* [Exercise]
Only the lines from the line containing "Extract the structured" to the end of the entries should be repeated, exactly as they appear.

* [Page and application data records]
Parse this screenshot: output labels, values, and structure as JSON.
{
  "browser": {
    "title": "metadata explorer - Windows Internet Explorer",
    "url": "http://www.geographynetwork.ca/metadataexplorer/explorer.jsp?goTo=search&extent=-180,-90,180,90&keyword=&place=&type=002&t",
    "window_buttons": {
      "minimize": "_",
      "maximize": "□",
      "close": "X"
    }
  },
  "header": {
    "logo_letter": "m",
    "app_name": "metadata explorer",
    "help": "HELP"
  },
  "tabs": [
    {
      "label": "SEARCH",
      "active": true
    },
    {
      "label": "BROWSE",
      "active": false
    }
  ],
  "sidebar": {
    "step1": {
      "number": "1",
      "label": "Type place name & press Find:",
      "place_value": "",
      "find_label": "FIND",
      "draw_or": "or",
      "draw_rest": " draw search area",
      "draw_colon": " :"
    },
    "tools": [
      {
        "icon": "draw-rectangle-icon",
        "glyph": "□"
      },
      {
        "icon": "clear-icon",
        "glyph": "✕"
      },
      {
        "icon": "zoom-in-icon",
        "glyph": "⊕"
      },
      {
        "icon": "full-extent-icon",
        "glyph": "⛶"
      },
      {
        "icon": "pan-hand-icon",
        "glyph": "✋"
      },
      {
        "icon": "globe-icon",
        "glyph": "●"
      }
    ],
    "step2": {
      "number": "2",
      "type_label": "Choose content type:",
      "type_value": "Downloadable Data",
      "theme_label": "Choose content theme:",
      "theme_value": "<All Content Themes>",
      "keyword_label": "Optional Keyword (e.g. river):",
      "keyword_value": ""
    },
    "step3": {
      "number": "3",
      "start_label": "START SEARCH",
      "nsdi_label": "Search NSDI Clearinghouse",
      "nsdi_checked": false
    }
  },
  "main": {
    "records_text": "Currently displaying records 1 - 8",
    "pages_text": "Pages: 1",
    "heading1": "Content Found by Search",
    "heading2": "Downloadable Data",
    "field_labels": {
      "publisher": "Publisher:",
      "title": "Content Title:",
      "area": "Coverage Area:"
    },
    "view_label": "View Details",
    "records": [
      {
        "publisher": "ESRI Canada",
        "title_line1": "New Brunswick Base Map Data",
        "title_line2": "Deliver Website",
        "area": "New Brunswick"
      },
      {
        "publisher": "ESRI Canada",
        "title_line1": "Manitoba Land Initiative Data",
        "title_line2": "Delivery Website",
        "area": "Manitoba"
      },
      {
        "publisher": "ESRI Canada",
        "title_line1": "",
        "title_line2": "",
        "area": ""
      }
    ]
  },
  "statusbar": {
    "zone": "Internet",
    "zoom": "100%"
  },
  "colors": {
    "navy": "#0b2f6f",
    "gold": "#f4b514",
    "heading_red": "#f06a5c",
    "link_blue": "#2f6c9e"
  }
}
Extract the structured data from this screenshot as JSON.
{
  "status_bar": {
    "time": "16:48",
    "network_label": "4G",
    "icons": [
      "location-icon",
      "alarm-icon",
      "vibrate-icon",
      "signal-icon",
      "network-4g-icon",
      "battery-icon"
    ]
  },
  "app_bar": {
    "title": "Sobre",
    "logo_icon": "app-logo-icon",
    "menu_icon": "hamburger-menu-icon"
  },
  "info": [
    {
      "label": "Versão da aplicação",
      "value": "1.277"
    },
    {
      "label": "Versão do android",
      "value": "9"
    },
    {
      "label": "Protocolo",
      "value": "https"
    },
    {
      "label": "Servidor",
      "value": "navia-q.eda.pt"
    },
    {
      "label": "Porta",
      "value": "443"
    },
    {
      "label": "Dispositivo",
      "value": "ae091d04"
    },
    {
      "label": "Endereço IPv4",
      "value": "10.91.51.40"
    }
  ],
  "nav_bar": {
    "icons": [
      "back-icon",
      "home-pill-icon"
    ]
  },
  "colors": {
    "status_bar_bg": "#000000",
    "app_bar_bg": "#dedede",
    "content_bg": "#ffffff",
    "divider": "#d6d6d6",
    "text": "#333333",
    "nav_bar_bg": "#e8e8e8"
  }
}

* [Exercise output]
Extract the structured data from this screenshot as JSON.
{
  "status_bar": {
    "time": "16:48",
    "network_label": "4G",
    "icons": [
      "location-icon",
      "alarm-icon",
      "vibrate-icon",
      "signal-icon",
      "network-4g-icon",
      "battery-icon"
    ]
  },
  "app_bar": {
    "title": "Sobre",
    "logo_icon": "app-logo-icon",
    "menu_icon": "hamburger-menu-icon"
  },
  "info": [
    {
      "label": "Versão da aplicação",
      "value": "1.277"
    },
    {
      "label": "Versão do android",
      "value": "9"
    },
    {
      "label": "Protocolo",
      "value": "https"
    },
    {
      "label": "Servidor",
      "value": "navia-q.eda.pt"
    },
    {
      "label": "Porta",
      "value": "443"
    },
    {
      "label": "Dispositivo",
      "value": "ae091d04"
    },
    {
      "label": "Endereço IPv4",
      "value": "10.91.51.40"
    }
  ],
  "nav_bar": {
    "icons": [
      "back-icon",
      "home-pill-icon"
    ]
  },
  "colors": {
    "status_bar_bg": "#000000",
    "app_bar_bg": "#dedede",
    "content_bg": "#ffffff",
    "divider": "#d6d6d6",
    "text": "#333333",
    "nav_bar_bg": "#e8e8e8"
  }
}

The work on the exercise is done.